[EXERCISE MATERIALS]
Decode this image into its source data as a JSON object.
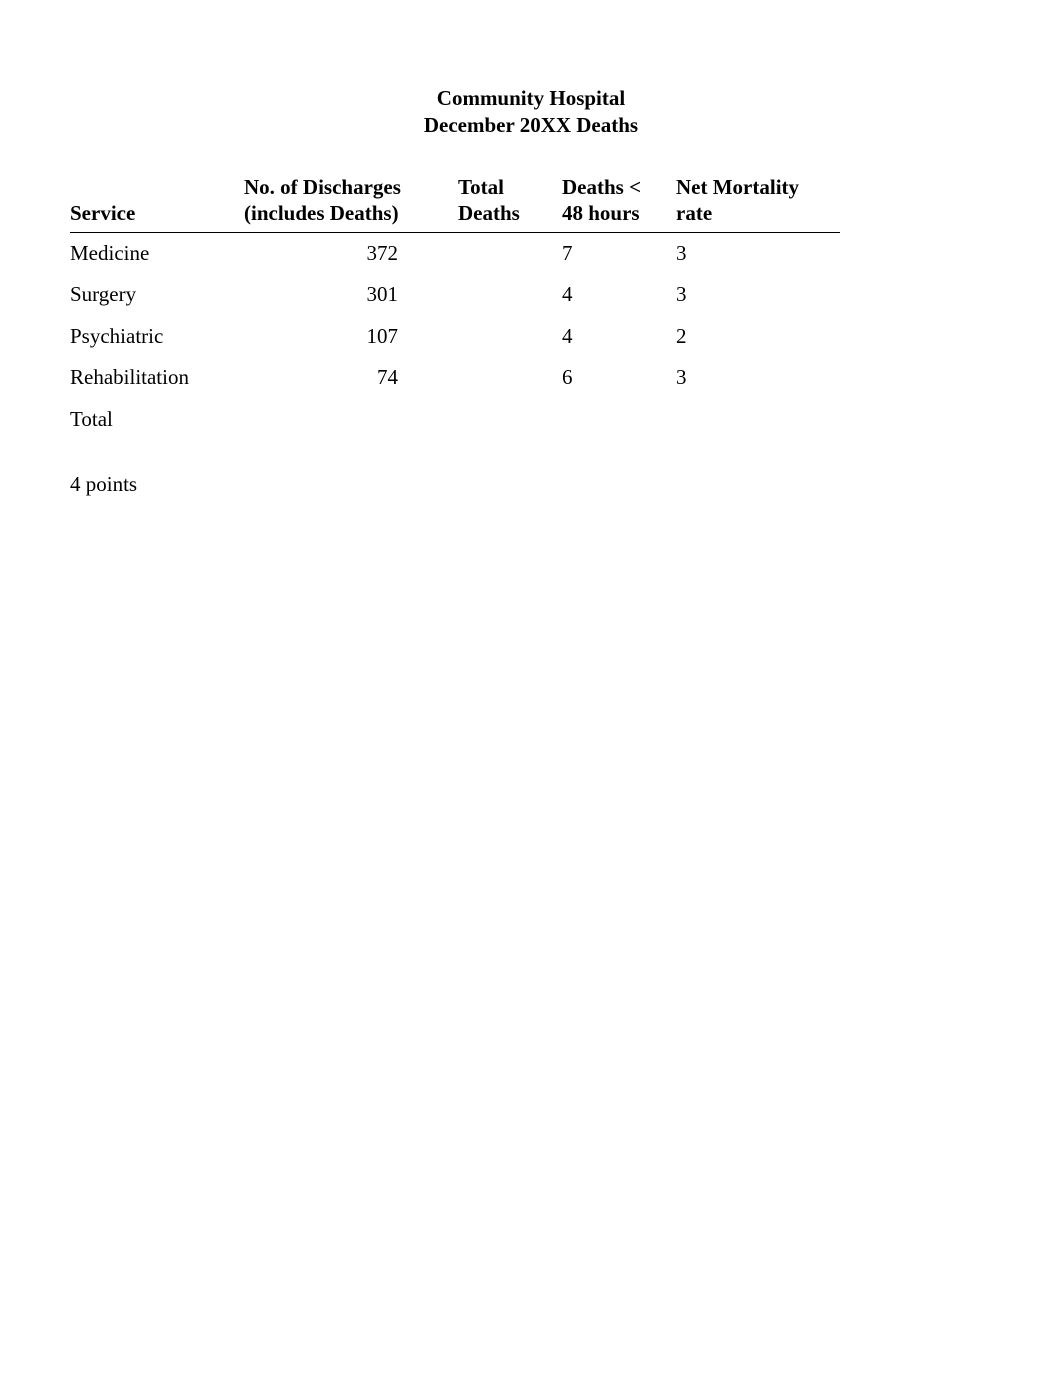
{
  "title": {
    "line1": "Community Hospital",
    "line2": "December 20XX Deaths"
  },
  "chart_data": {
    "type": "table",
    "columns": [
      "Service",
      "No. of Discharges (includes Deaths)",
      "Total Deaths",
      "Deaths < 48 hours",
      "Net Mortality rate"
    ],
    "rows": [
      {
        "service": "Medicine",
        "discharges": 372,
        "total_deaths": "",
        "deaths_lt_48h": 7,
        "net_mortality_rate": 3
      },
      {
        "service": "Surgery",
        "discharges": 301,
        "total_deaths": "",
        "deaths_lt_48h": 4,
        "net_mortality_rate": 3
      },
      {
        "service": "Psychiatric",
        "discharges": 107,
        "total_deaths": "",
        "deaths_lt_48h": 4,
        "net_mortality_rate": 2
      },
      {
        "service": "Rehabilitation",
        "discharges": 74,
        "total_deaths": "",
        "deaths_lt_48h": 6,
        "net_mortality_rate": 3
      }
    ],
    "total_row_label": "Total"
  },
  "headers": {
    "service": "Service",
    "discharges_l1": "No. of Discharges",
    "discharges_l2": "(includes Deaths)",
    "total_deaths_l1": "Total",
    "total_deaths_l2": "Deaths",
    "deaths48_l1": "Deaths <",
    "deaths48_l2": "48 hours",
    "nmr_l1": "Net Mortality",
    "nmr_l2": "rate"
  },
  "rows": {
    "0": {
      "service": "Medicine",
      "discharges": "372",
      "total_deaths": "",
      "deaths48": "7",
      "nmr": "3"
    },
    "1": {
      "service": "Surgery",
      "discharges": "301",
      "total_deaths": "",
      "deaths48": "4",
      "nmr": "3"
    },
    "2": {
      "service": "Psychiatric",
      "discharges": "107",
      "total_deaths": "",
      "deaths48": "4",
      "nmr": "2"
    },
    "3": {
      "service": "Rehabilitation",
      "discharges": "74",
      "total_deaths": "",
      "deaths48": "6",
      "nmr": "3"
    }
  },
  "total_label": "Total",
  "footer_note": "4 points"
}
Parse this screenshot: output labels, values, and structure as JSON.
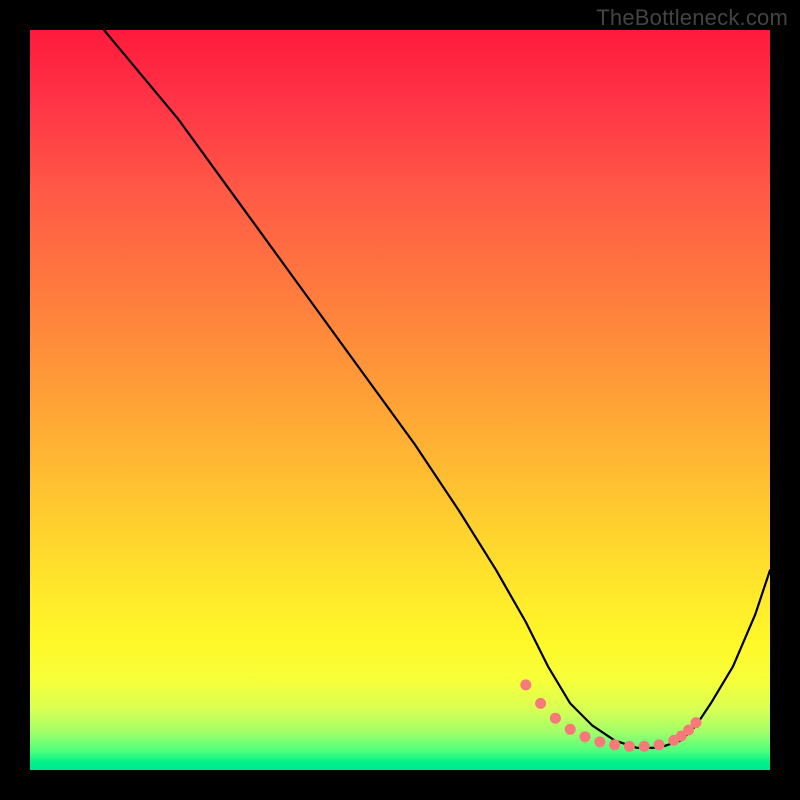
{
  "watermark": "TheBottleneck.com",
  "chart_data": {
    "type": "line",
    "title": "",
    "xlabel": "",
    "ylabel": "",
    "xlim": [
      0,
      100
    ],
    "ylim": [
      0,
      100
    ],
    "series": [
      {
        "name": "bottleneck-curve",
        "x": [
          10,
          15,
          20,
          28,
          36,
          44,
          52,
          58,
          63,
          67,
          70,
          73,
          76,
          79,
          82,
          85,
          88,
          90,
          92,
          95,
          98,
          100
        ],
        "values": [
          100,
          94,
          88,
          77,
          66,
          55,
          44,
          35,
          27,
          20,
          14,
          9,
          6,
          4,
          3,
          3,
          4,
          6,
          9,
          14,
          21,
          27
        ]
      }
    ],
    "markers": {
      "name": "highlight-dots",
      "color": "#f77a7a",
      "x": [
        67,
        69,
        71,
        73,
        75,
        77,
        79,
        81,
        83,
        85,
        87,
        88,
        89,
        90
      ],
      "values": [
        11.5,
        9,
        7,
        5.5,
        4.5,
        3.8,
        3.4,
        3.2,
        3.2,
        3.4,
        4,
        4.6,
        5.4,
        6.4
      ]
    },
    "background_gradient": {
      "direction": "vertical",
      "stops": [
        {
          "pos": 0,
          "color": "#ff1a3c"
        },
        {
          "pos": 50,
          "color": "#ff9938"
        },
        {
          "pos": 80,
          "color": "#fff82a"
        },
        {
          "pos": 100,
          "color": "#00e892"
        }
      ]
    }
  }
}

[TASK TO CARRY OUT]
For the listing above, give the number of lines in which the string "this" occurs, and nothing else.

[ANSWER SPACE]
2